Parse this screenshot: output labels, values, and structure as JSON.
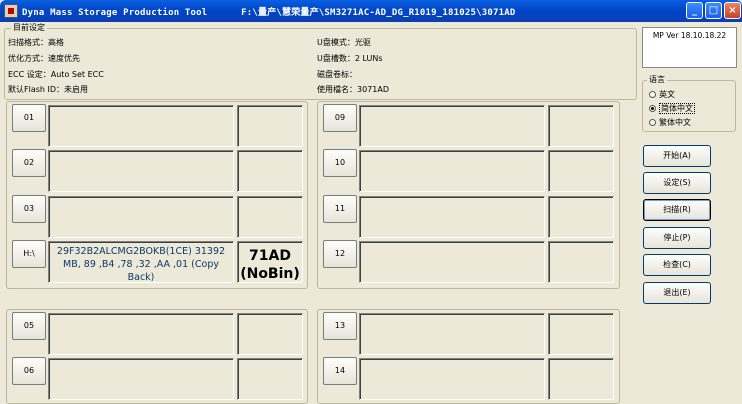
{
  "window": {
    "title": "Dyna Mass Storage Production Tool      F:\\量产\\慧荣量产\\SM3271AC-AD_DG_R1019_181025\\3071AD",
    "controls": {
      "minimize": "_",
      "maximize": "□",
      "close": "×"
    }
  },
  "settings": {
    "group_label": "目前设定",
    "scan_format": "扫描格式：高格",
    "optimize_mode": "优化方式：速度优先",
    "ecc_setting": "ECC 设定：Auto Set ECC",
    "default_flash_id": "默认Flash ID：未启用",
    "udisk_mode": "U盘模式：光驱",
    "udisk_count": "U盘槽数：2 LUNs",
    "disk_label": "磁盘卷标：",
    "template_name": "使用檔名：3071AD"
  },
  "version": "MP Ver 18.10.18.22",
  "language": {
    "label": "语言",
    "options": [
      "英文",
      "简体中文",
      "繁体中文"
    ],
    "selected": "简体中文"
  },
  "actions": {
    "start": "开始(A)",
    "settings": "设定(S)",
    "scan": "扫描(R)",
    "stop": "停止(P)",
    "check": "检查(C)",
    "exit": "退出(E)"
  },
  "ports": {
    "p01": "01",
    "p02": "02",
    "p03": "03",
    "p04": "H:\\",
    "p04_info": "29F32B2ALCMG2BOKB(1CE) 31392 MB, 89 ,B4 ,78 ,32 ,AA ,01  (Copy Back)",
    "p04_model": "71AD (NoBin)",
    "p05": "05",
    "p06": "06",
    "p09": "09",
    "p10": "10",
    "p11": "11",
    "p12": "12",
    "p13": "13",
    "p14": "14"
  }
}
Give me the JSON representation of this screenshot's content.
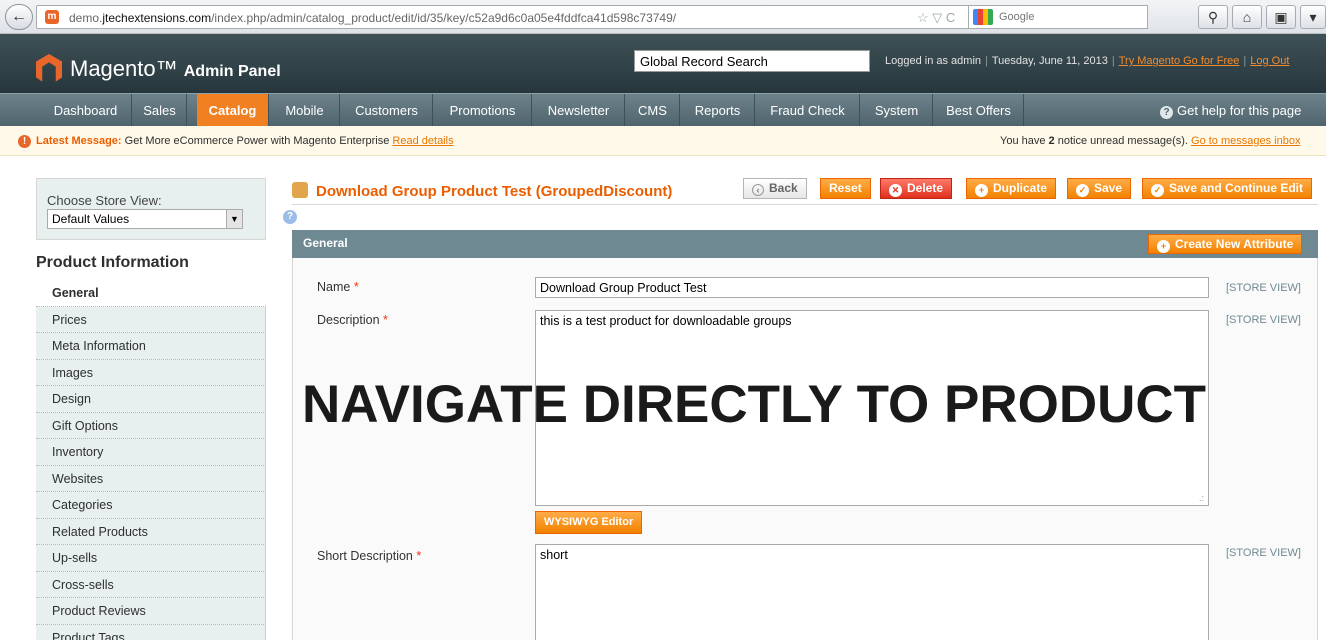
{
  "browser": {
    "url_prefix": "demo.",
    "url_domain": "jtechextensions.com",
    "url_path": "/index.php/admin/catalog_product/edit/id/35/key/c52a9d6c0a05e4fddfca41d598c73749/",
    "search_engine": "Google",
    "url_controls": "☆ ▽ C"
  },
  "header": {
    "brand": "Magento",
    "brand_suffix": "Admin Panel",
    "global_search": "Global Record Search",
    "logged_in": "Logged in as admin",
    "date": "Tuesday, June 11, 2013",
    "try_link": "Try Magento Go for Free",
    "logout": "Log Out",
    "sep": "|"
  },
  "nav": {
    "items": [
      "Dashboard",
      "Sales",
      "Catalog",
      "Mobile",
      "Customers",
      "Promotions",
      "Newsletter",
      "CMS",
      "Reports",
      "Fraud Check",
      "System",
      "Best Offers"
    ],
    "help": "Get help for this page"
  },
  "notice": {
    "label": "Latest Message:",
    "text": " Get More eCommerce Power with Magento Enterprise ",
    "read_details": "Read details",
    "count_pre": "You have ",
    "count": "2",
    "count_post": " notice unread message(s). ",
    "inbox": "Go to messages inbox"
  },
  "sidebar": {
    "store_view_label": "Choose Store View:",
    "store_view_value": "Default Values",
    "tabs_title": "Product Information",
    "tabs": [
      "General",
      "Prices",
      "Meta Information",
      "Images",
      "Design",
      "Gift Options",
      "Inventory",
      "Websites",
      "Categories",
      "Related Products",
      "Up-sells",
      "Cross-sells",
      "Product Reviews",
      "Product Tags"
    ]
  },
  "main": {
    "title": "Download Group Product Test (GroupedDiscount)",
    "buttons": {
      "back": "Back",
      "reset": "Reset",
      "delete": "Delete",
      "duplicate": "Duplicate",
      "save": "Save",
      "save_continue": "Save and Continue Edit"
    },
    "section_title": "General",
    "create_attribute": "Create New Attribute",
    "fields": {
      "name_label": "Name",
      "name_value": "Download Group Product Test",
      "description_label": "Description",
      "description_value": "this is a test product for downloadable groups",
      "wysiwyg": "WYSIWYG Editor",
      "short_label": "Short Description",
      "short_value": "short",
      "scope": "[STORE VIEW]",
      "required_mark": "*"
    },
    "overlay": "NAVIGATE DIRECTLY TO PRODUCT"
  },
  "colors": {
    "accent": "#eb5e00",
    "nav_active": "#f08021",
    "header_bg": "#2e3e45",
    "section_head": "#6f8992"
  }
}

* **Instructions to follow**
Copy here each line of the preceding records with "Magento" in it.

* **Answer for the task**
    "brand": "Magento",
    "try_link": "Try Magento Go for Free",
    "text": " Get More eCommerce Power with Magento Enterprise ",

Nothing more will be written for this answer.